Danville's Congressman Mark DeSaulnier (D-Concord) announced Thursday that he has been battling leukemia since last year, saying he has responded well to treatment and he continues to eye re-election to a second term in the U.S. House of Representatives.
"Last summer, I was diagnosed with the most common leukemia in the world, a cancer named chronic lymphocytic leukemia (CLL)," DeSaulnier, 64, said in a statement. "I recently completed aggressive chemotherapy. I feel fortunate that I had a positive response to this treatment, and that neither CLL nor the treatment impacted my professional work."
The freshman congressman, who is on the June primary ballot to again represent 11th District, said he hopes sharing the story of his leukemia diagnosis and treatment will "add my voice to the growing number of people fighting cancer and the other chronic conditions so many families confront."
"While CLL cannot currently be completely cured, incredible breakthroughs, medical advancements and cutting-edge therapies are allowing it to be managed over a lifetime," he added. "As a result of these developments, there are approximately 1.2 million Americans, like myself, living long, full lives with blood cancer."
DeSaulnier said his cancer battle has had little impact on his ability to perform his congressional duties effectively.
"I have been able to go home every weekend, except one, logging over 170,000 miles flown, held 14 town halls, had meetings with thousands of constituents and maintained a 99.1% voting average in my first session of Congress," he added.
DeSaulnier has nearly 25 years of public service experience in Contra Costa County, starting in the Concord City Council before moving to the county's Board of Supervisors and later the California State Assembly.
He was in his sixth year as a state senator when voters in the 11th District (which includes Danville) elected him as their new congressman in November 2014, winning the seat that was up for grabs after 20-term U.S. Rep. George Miller (D-Martinez) announced his retirement.
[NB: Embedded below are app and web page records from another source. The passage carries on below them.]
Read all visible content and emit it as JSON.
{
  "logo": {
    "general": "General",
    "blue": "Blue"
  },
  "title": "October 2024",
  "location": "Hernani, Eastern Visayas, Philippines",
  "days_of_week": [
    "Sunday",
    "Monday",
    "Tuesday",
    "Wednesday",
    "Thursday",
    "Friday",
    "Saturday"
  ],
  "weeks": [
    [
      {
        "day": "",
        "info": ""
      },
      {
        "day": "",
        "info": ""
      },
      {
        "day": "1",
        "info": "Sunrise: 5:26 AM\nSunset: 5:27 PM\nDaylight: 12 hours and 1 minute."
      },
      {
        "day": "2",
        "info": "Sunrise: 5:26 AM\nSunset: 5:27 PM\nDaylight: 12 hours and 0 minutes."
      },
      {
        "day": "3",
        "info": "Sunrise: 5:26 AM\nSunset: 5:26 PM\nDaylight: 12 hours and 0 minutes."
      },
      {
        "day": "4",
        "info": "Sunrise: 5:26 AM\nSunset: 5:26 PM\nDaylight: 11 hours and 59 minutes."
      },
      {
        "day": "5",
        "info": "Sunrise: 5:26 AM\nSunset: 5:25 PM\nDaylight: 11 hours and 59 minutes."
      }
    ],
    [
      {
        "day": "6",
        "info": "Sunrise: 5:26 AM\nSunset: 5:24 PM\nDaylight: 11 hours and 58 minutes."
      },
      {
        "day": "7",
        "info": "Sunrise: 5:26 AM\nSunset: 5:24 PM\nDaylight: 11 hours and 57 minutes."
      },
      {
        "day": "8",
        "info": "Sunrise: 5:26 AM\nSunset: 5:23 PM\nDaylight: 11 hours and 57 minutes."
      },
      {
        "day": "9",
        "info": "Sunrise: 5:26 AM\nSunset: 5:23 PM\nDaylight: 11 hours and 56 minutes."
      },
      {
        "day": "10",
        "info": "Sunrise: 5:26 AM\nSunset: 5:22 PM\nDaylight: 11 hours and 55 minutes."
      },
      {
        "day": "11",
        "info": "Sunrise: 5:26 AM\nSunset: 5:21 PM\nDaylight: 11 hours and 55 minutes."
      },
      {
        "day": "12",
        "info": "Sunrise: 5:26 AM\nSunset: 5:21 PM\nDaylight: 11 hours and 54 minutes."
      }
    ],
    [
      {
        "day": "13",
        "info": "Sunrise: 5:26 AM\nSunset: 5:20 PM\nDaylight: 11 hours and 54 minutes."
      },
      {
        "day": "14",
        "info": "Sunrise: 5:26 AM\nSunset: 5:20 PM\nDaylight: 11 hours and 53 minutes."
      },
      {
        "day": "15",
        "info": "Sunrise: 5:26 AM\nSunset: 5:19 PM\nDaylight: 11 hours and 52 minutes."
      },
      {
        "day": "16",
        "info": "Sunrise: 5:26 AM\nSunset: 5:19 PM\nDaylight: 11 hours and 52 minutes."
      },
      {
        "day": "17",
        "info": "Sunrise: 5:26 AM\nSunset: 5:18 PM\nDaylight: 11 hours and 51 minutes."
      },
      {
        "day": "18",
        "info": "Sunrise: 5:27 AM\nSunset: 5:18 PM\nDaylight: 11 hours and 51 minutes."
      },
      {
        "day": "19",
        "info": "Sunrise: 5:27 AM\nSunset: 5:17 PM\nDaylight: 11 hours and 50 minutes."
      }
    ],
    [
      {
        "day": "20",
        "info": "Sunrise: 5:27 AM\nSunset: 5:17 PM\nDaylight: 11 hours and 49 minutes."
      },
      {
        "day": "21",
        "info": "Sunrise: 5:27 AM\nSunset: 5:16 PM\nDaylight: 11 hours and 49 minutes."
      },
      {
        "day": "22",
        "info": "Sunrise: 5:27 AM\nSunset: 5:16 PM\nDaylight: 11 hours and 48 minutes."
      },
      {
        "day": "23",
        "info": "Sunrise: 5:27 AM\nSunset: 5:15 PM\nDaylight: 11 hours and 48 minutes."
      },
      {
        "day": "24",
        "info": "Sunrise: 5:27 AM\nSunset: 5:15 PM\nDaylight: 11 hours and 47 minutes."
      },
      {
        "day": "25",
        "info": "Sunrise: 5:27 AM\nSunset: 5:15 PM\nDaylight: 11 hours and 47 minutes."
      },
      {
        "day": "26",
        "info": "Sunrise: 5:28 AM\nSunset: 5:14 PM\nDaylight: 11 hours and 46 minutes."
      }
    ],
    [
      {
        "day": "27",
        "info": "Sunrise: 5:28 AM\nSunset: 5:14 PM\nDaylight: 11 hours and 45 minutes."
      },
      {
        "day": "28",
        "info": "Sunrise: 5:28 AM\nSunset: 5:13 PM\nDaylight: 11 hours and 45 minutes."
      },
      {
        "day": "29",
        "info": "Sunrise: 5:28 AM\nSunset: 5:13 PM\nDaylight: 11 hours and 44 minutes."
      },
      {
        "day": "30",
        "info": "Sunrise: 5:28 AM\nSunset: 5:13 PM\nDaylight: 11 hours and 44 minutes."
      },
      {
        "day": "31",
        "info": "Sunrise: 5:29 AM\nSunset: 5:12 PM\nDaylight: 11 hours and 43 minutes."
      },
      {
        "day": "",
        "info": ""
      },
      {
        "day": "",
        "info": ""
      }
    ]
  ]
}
DeSaulnier eyes a second term in Congress this election cycle, with the primary set for next month and the general election to follow in November. "I look forward to continuing to serve the people of our district, and do so stronger and with a better understanding having faced this experience," he added.